Biophilia, DAM.

Installation image of Biophilia: Nature Reimagined. Photo by James Florio, courtesy the Denver Art Museum

Several pieces in the exhibition seem to have emerged directly from the earth. Three delicate paper baskets, by the late Indigenous artist Terrol Dew Johnson and Aranda\Lasch Studio, celebrate the rugged beauty of the Sonoran Desert. It’s easy to imagine them drifting along with the tumbling tumbleweeds. For Remolten N1 Stools and Table, Santiago-based studio gt2P collected basaltic andesite from Chile’s Osorno volcano and ground the lava-formed rock into powder, which was then applied to the surface of stoneware structures. When fired in a kiln, the powder melts into unexpected shapes and textures.

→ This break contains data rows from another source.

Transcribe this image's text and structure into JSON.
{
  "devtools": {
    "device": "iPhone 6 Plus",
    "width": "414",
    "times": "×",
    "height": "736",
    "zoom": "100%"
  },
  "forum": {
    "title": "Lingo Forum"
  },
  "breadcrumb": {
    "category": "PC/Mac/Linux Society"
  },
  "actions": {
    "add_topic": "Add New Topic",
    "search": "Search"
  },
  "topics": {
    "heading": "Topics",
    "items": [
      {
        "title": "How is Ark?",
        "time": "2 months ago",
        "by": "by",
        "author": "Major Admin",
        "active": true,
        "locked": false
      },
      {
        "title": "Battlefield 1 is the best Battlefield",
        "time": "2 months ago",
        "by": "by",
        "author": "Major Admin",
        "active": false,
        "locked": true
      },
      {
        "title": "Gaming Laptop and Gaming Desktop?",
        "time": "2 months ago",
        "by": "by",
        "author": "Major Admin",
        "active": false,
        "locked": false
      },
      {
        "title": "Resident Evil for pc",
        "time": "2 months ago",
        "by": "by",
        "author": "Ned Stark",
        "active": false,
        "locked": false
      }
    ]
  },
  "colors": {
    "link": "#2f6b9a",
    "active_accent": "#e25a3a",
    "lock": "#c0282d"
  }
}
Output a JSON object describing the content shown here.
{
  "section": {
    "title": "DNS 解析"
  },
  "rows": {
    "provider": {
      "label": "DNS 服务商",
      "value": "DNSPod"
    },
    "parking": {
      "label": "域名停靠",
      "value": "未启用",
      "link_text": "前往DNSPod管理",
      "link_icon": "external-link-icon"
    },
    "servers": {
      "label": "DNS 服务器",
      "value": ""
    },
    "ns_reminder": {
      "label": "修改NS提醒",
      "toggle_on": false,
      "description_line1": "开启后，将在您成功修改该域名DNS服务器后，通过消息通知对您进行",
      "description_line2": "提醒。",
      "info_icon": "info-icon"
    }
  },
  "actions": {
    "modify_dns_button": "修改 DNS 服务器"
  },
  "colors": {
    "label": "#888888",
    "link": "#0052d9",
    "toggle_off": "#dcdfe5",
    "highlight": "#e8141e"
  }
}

Other works employ technology to re-create the natural world. Meadow, by Lonneke Gordijn and Ralph Nauta of Amsterdam-based studio DRIFT, is a kinetic installation that features suspended mechanical silk flowers that open and close at different times. Flowers and People—A Whole Year per Hour, a digital installation by the Tokyo-based art collective teamLab, uses six video screens to compress an entire year of flowers blooming into one hour. It’s a mesmerizing display, but it’s also interactive. As you move close to the screens, the flowers grow more profusely. Move away, and the flowers start to wither and die and then blow away. The takeaway: humans are not separate from nature but are an integral part of it.

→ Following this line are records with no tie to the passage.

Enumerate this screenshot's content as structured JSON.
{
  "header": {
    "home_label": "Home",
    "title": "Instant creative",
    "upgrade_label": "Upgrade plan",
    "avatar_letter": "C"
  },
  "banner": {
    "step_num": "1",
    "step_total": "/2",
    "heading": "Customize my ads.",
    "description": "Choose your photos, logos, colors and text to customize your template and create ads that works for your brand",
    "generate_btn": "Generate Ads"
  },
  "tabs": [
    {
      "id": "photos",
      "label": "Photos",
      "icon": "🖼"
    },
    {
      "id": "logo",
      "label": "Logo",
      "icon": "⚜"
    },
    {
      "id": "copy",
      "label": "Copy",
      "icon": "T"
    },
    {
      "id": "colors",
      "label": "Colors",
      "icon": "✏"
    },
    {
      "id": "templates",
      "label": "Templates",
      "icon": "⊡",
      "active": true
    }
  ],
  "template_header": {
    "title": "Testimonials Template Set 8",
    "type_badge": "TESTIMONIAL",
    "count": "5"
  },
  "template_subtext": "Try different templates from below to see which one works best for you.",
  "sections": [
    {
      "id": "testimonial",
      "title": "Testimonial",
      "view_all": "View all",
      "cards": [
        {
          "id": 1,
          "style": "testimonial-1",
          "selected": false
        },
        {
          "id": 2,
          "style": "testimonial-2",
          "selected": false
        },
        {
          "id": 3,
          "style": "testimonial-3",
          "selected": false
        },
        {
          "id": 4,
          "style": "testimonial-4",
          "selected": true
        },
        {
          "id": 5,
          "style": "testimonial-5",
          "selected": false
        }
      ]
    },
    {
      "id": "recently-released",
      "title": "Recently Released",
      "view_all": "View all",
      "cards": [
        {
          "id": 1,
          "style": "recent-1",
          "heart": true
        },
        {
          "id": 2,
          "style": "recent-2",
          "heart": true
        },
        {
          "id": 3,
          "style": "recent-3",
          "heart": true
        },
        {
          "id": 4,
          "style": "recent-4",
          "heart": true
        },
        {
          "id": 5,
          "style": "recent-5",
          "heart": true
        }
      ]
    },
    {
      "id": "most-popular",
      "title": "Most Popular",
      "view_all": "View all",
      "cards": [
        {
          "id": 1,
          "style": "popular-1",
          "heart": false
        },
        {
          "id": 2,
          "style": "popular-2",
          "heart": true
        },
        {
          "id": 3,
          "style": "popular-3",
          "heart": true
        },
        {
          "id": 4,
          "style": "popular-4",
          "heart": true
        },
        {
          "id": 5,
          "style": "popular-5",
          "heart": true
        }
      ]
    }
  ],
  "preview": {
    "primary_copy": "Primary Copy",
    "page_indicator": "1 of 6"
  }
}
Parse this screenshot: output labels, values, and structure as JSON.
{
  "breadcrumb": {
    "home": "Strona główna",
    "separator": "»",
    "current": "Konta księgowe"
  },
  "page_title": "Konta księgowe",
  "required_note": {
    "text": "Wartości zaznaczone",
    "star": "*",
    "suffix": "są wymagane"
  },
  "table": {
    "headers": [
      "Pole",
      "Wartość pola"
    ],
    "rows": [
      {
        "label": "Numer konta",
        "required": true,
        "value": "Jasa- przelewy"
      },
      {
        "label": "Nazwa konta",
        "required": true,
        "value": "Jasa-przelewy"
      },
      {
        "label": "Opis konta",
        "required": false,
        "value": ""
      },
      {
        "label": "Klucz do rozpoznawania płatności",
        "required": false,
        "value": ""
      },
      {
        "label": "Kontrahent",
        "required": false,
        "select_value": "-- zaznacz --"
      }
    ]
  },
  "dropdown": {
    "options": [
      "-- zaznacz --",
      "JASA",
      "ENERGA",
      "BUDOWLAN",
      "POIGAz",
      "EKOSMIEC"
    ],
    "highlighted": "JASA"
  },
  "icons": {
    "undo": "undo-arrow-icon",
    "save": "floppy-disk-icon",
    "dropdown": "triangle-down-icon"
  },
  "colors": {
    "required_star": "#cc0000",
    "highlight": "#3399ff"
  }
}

 biophilia DAM


 biophilia, DAM


One-seater Concrete Tree (2022) by Nacho Carbonell (1) and Meadow (2017) by DRIFT. Photos by James Florio, courtesy the Denver Art Museum

Three architecture firms are featured in the exhibition: Studio Gang, MAD Architects, and J. MAYER H. Conveniently, Studio Gang has designed a new hotel, Populus, currently under construction just a block away from the DAM campus in Denver’s Civic Center. The hotel’s distinctive window shapes were informed by the characteristic patterns found on the trunks of aspen trees. (Founding partner Jeanne Gang got the idea for the facade on a Colorado backpacking trip with her husband.) For Biophilia, Alfred included a large-scale model of Populus along with architectural renderings and drawings.

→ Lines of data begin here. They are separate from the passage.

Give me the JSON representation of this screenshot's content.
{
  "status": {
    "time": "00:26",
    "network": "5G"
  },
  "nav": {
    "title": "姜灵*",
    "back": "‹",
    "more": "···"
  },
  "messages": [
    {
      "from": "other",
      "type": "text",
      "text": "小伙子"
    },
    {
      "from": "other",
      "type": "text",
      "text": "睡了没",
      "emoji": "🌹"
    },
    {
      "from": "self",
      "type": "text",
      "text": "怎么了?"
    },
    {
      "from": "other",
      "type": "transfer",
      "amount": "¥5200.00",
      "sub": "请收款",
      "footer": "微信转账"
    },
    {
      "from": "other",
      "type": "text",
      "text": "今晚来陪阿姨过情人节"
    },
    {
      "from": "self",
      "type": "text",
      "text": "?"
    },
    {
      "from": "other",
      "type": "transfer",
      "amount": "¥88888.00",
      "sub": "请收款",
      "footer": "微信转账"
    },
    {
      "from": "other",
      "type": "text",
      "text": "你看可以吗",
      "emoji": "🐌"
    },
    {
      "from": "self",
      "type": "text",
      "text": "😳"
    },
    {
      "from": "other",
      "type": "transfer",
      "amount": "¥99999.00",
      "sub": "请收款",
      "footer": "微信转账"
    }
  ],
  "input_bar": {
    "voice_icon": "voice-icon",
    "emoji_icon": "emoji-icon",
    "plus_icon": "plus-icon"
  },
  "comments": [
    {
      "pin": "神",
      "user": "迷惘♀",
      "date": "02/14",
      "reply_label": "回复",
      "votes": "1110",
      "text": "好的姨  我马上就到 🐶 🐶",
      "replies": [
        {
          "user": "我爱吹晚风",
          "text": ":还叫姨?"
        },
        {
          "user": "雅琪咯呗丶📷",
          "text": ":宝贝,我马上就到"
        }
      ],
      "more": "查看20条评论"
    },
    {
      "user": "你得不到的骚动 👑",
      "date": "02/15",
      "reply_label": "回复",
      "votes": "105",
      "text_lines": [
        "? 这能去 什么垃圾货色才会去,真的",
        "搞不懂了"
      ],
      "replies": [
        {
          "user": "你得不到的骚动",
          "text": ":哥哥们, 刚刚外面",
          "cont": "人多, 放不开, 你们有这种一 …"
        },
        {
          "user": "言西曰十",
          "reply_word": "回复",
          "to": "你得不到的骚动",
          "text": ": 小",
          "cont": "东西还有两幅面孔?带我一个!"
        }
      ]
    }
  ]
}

MAD Architects is also completing a Denver project, One River North, an apartment building with a prominent gash in its facade that will be filled with plants. However, Biophilia puts the spotlight on another project by the Beijing-headquartered firm: the Nanjing Zendai Himalayas Center, a mixed-use complex with mountain-like structures meant to evoke a traditional Chinese landscape painting. It’s no wonder Alfred chose the project for the exhibition. According to the architects, the center’s design “maintains and develops the philosophy of cooperation between humanity and nature, albeit in a modern setting.” The project “seeks to restore harmony between humans and the environment by creating integrated, contemplative spaces that sill meet the material needs of modern life.”

Biophilia, DAM.

Midnight in the Meadow Wallpaper (2023) by David Wiseman. Photo by James Florio, courtesy the Denver Art Museum


Installation image of Bajo (Lowland) (2024) (on floor) by Alexandra Kehayoglou and Arcadia (2021) (on wall) by Jason DeMarte. Photo by James Florio, courtesy the Denver Art Museum

J. MAYER H.’s mushroom-like Metropol Parasol, a large timber canopy structure in Seville, Spain, is depicted in photographs and an acrylic model.

The curvy architecture of the late Zaha Hadid would have fit perfectly in the exhibition, but Alfred instead chose to feature six pleated marble vases designed by the architect and manufactured by the Italian firm Citco.

In his introduction to the show’s digital catalog, Alfred calls Biophilia “a call to action, urging us to embark on a journey of reconnection with nature.” It’s a lofty goal that may strike a chord with some visitors, but others will be satisfied to immerse themselves in the delightfully eclectic works Alfred has brought together.

Biophilia: Nature Reimagined is on view at the Denver Art Museum through August. 11, 2024.